against itself -- the doubt, the ever careful
checking to be sure each part is right, the
peer review journals, the repetition of
experiments -- all are science hammering at
it's own structure, to be sure it stands well.

I think we need to begin a campaign to kill
that "a house divided against itself will
fall" meme -- FOR IT IS *THE* EXPRESSION

It, David, is a meme you should be fighting.
It seems far enough away from the source of the
problem -- faith -- that you could actually
take it on and NOT activate peoples
"danger" memes, and yet it's destruction
would be of immense help to your fight.

> Your statement begs the question - are there any
> genetic flaws? If I am born with a condition that
> ensures my death at age ten, am I flawed? Or am I
> a perfect being, perfectly me, simply issued with
> a ten-year warranty instead of a four-score-and-ten
> version?

I guess the answer is that "flaws" is a
subjective word. What makes something
flawed? Me not liking it.

I've forgotten now why I even brought this
up... (does research) ahh.

Right -- we are all affected by both
genetic and memetic flaws.

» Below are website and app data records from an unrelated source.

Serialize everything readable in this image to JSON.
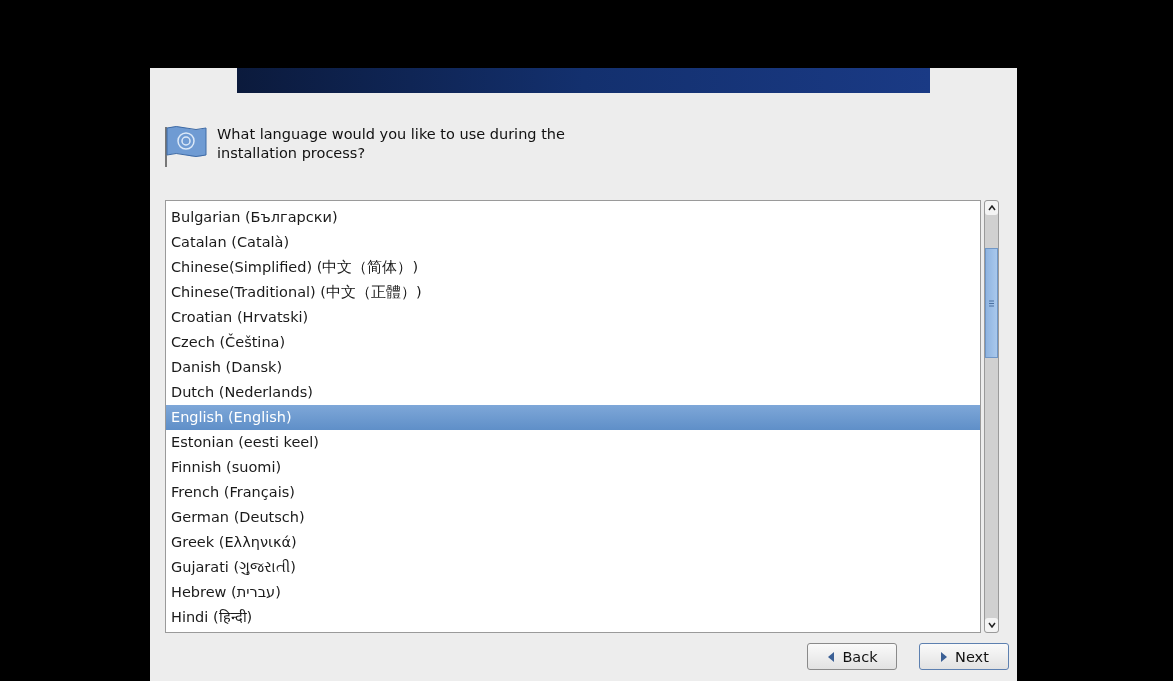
{
  "prompt": "What language would you like to use during the installation process?",
  "languages": [
    {
      "label": "Bulgarian (Български)",
      "selected": false
    },
    {
      "label": "Catalan (Català)",
      "selected": false
    },
    {
      "label": "Chinese(Simplified) (中文（简体）)",
      "selected": false
    },
    {
      "label": "Chinese(Traditional) (中文（正體）)",
      "selected": false
    },
    {
      "label": "Croatian (Hrvatski)",
      "selected": false
    },
    {
      "label": "Czech (Čeština)",
      "selected": false
    },
    {
      "label": "Danish (Dansk)",
      "selected": false
    },
    {
      "label": "Dutch (Nederlands)",
      "selected": false
    },
    {
      "label": "English (English)",
      "selected": true
    },
    {
      "label": "Estonian (eesti keel)",
      "selected": false
    },
    {
      "label": "Finnish (suomi)",
      "selected": false
    },
    {
      "label": "French (Français)",
      "selected": false
    },
    {
      "label": "German (Deutsch)",
      "selected": false
    },
    {
      "label": "Greek (Ελληνικά)",
      "selected": false
    },
    {
      "label": "Gujarati (ગુજરાતી)",
      "selected": false
    },
    {
      "label": "Hebrew (עברית)",
      "selected": false
    },
    {
      "label": "Hindi (हिन्दी)",
      "selected": false
    }
  ],
  "buttons": [
    {
      "label": "Back",
      "kind": "back"
    },
    {
      "label": "Next",
      "kind": "next"
    }
  ]
}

The point is to BE *AWARE* (can I hit this
meme any harder?) of the problems -- to
try and solve them if we can, or find
ways to USE them, if possible.

To be always on guard against the God
of memetics -- who is not interested in
the truth, but rather in propagation,
that -- THAT -- my friends, is the real
power that studying memetics gives us.

> Hmm, "holds to the truth of" - how is this different
> from science, again? Or is "faith" part of science?
> I think this is a definition problem, again.

"faith" is a part of science, too.
(under my definition, of course)

> I greatly appreciate your civil tone and thoughtful
> response - and I hope I have matched you in this
> response.

Indeed you have!

> We do view Buddhism differently, but
> that need not cause conflict - there are still several
> questions regarding intent, faith, and so on to be
> resolved - if they can be!

Yes -- it's clear to me that my essay needs work. Perhaps
in a few weeks (maybe over the winter solstice) I will
fix it up. I'm afraid it will be much bigger, as I
will have to expand many sections.

Anybody interested in having me repost it when I'm

[1]The other serious project I'm working on is the
application of entropy to memetics -- a sort
of philosophy of decay towards the "pure meme".
Or perhaps towards oblivion... I have not decided

The problem with all these new ideas is that
my head swims in them... I think I'm absorbing
new material TOO FAST... all the connections
between them just flow in and all I can do
is write them down and hope I'll have time
later to develop them!


(BTW, I got the essay back: 74%!!!)